• SOURCE RECORDS
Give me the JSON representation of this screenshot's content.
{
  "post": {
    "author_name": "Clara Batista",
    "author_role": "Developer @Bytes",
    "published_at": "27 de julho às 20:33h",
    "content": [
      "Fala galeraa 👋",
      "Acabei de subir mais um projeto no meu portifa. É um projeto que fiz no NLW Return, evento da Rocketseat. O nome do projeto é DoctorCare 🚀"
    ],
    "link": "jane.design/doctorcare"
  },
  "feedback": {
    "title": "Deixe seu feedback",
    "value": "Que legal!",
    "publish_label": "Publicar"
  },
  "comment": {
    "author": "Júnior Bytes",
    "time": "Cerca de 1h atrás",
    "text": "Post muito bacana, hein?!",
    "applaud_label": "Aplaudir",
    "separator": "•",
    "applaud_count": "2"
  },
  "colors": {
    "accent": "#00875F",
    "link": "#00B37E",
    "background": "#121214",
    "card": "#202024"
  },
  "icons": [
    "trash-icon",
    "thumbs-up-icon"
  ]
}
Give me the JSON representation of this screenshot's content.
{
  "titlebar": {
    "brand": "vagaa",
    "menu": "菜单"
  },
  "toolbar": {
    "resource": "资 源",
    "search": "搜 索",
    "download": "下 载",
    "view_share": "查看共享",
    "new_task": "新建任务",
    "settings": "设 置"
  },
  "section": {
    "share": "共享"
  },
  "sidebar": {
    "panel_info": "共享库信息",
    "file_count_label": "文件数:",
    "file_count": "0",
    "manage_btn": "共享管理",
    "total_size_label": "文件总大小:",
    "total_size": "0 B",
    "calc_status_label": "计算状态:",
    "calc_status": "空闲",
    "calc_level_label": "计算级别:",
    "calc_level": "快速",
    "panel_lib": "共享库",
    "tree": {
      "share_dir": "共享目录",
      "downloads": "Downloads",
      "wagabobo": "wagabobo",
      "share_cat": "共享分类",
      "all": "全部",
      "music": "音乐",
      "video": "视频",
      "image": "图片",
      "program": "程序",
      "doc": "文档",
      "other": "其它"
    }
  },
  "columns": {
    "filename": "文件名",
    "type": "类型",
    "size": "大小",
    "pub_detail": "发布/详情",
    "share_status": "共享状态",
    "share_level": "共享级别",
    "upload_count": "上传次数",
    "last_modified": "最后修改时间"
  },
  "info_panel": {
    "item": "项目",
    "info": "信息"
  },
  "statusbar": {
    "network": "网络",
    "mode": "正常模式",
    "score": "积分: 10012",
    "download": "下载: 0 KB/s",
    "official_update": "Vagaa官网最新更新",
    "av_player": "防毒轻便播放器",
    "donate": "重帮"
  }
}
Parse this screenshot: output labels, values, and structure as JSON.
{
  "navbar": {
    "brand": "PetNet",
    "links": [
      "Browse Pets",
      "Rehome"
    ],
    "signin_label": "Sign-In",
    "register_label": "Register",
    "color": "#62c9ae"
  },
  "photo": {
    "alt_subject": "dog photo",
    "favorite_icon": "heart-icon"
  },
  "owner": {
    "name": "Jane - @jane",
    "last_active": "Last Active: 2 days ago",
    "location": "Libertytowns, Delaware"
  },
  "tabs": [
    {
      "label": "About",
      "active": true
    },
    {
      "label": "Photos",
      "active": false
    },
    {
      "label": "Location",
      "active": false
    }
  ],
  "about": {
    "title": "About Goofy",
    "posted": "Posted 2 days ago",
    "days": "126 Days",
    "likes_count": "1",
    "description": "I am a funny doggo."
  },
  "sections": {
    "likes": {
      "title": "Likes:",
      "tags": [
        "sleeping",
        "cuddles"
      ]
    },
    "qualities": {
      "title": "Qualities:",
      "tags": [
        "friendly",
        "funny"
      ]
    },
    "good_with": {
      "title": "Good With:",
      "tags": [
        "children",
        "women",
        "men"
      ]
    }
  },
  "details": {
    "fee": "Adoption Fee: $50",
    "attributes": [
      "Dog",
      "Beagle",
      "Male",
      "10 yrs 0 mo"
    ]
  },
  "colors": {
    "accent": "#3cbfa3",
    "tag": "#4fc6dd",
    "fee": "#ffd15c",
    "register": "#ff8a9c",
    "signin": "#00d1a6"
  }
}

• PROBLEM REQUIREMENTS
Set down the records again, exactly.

• RESPONSE
Give me the JSON representation of this screenshot's content.
{
  "post": {
    "author_name": "Clara Batista",
    "author_role": "Developer @Bytes",
    "published_at": "27 de julho às 20:33h",
    "content": [
      "Fala galeraa 👋",
      "Acabei de subir mais um projeto no meu portifa. É um projeto que fiz no NLW Return, evento da Rocketseat. O nome do projeto é DoctorCare 🚀"
    ],
    "link": "jane.design/doctorcare"
  },
  "feedback": {
    "title": "Deixe seu feedback",
    "value": "Que legal!",
    "publish_label": "Publicar"
  },
  "comment": {
    "author": "Júnior Bytes",
    "time": "Cerca de 1h atrás",
    "text": "Post muito bacana, hein?!",
    "applaud_label": "Aplaudir",
    "separator": "•",
    "applaud_count": "2"
  },
  "colors": {
    "accent": "#00875F",
    "link": "#00B37E",
    "background": "#121214",
    "card": "#202024"
  },
  "icons": [
    "trash-icon",
    "thumbs-up-icon"
  ]
}
Give me the JSON representation of this screenshot's content.
{
  "titlebar": {
    "brand": "vagaa",
    "menu": "菜单"
  },
  "toolbar": {
    "resource": "资 源",
    "search": "搜 索",
    "download": "下 载",
    "view_share": "查看共享",
    "new_task": "新建任务",
    "settings": "设 置"
  },
  "section": {
    "share": "共享"
  },
  "sidebar": {
    "panel_info": "共享库信息",
    "file_count_label": "文件数:",
    "file_count": "0",
    "manage_btn": "共享管理",
    "total_size_label": "文件总大小:",
    "total_size": "0 B",
    "calc_status_label": "计算状态:",
    "calc_status": "空闲",
    "calc_level_label": "计算级别:",
    "calc_level": "快速",
    "panel_lib": "共享库",
    "tree": {
      "share_dir": "共享目录",
      "downloads": "Downloads",
      "wagabobo": "wagabobo",
      "share_cat": "共享分类",
      "all": "全部",
      "music": "音乐",
      "video": "视频",
      "image": "图片",
      "program": "程序",
      "doc": "文档",
      "other": "其它"
    }
  },
  "columns": {
    "filename": "文件名",
    "type": "类型",
    "size": "大小",
    "pub_detail": "发布/详情",
    "share_status": "共享状态",
    "share_level": "共享级别",
    "upload_count": "上传次数",
    "last_modified": "最后修改时间"
  },
  "info_panel": {
    "item": "项目",
    "info": "信息"
  },
  "statusbar": {
    "network": "网络",
    "mode": "正常模式",
    "score": "积分: 10012",
    "download": "下载: 0 KB/s",
    "official_update": "Vagaa官网最新更新",
    "av_player": "防毒轻便播放器",
    "donate": "重帮"
  }
}
Parse this screenshot: output labels, values, and structure as JSON.
{
  "navbar": {
    "brand": "PetNet",
    "links": [
      "Browse Pets",
      "Rehome"
    ],
    "signin_label": "Sign-In",
    "register_label": "Register",
    "color": "#62c9ae"
  },
  "photo": {
    "alt_subject": "dog photo",
    "favorite_icon": "heart-icon"
  },
  "owner": {
    "name": "Jane - @jane",
    "last_active": "Last Active: 2 days ago",
    "location": "Libertytowns, Delaware"
  },
  "tabs": [
    {
      "label": "About",
      "active": true
    },
    {
      "label": "Photos",
      "active": false
    },
    {
      "label": "Location",
      "active": false
    }
  ],
  "about": {
    "title": "About Goofy",
    "posted": "Posted 2 days ago",
    "days": "126 Days",
    "likes_count": "1",
    "description": "I am a funny doggo."
  },
  "sections": {
    "likes": {
      "title": "Likes:",
      "tags": [
        "sleeping",
        "cuddles"
      ]
    },
    "qualities": {
      "title": "Qualities:",
      "tags": [
        "friendly",
        "funny"
      ]
    },
    "good_with": {
      "title": "Good With:",
      "tags": [
        "children",
        "women",
        "men"
      ]
    }
  },
  "details": {
    "fee": "Adoption Fee: $50",
    "attributes": [
      "Dog",
      "Beagle",
      "Male",
      "10 yrs 0 mo"
    ]
  },
  "colors": {
    "accent": "#3cbfa3",
    "tag": "#4fc6dd",
    "fee": "#ffd15c",
    "register": "#ff8a9c",
    "signin": "#00d1a6"
  }
}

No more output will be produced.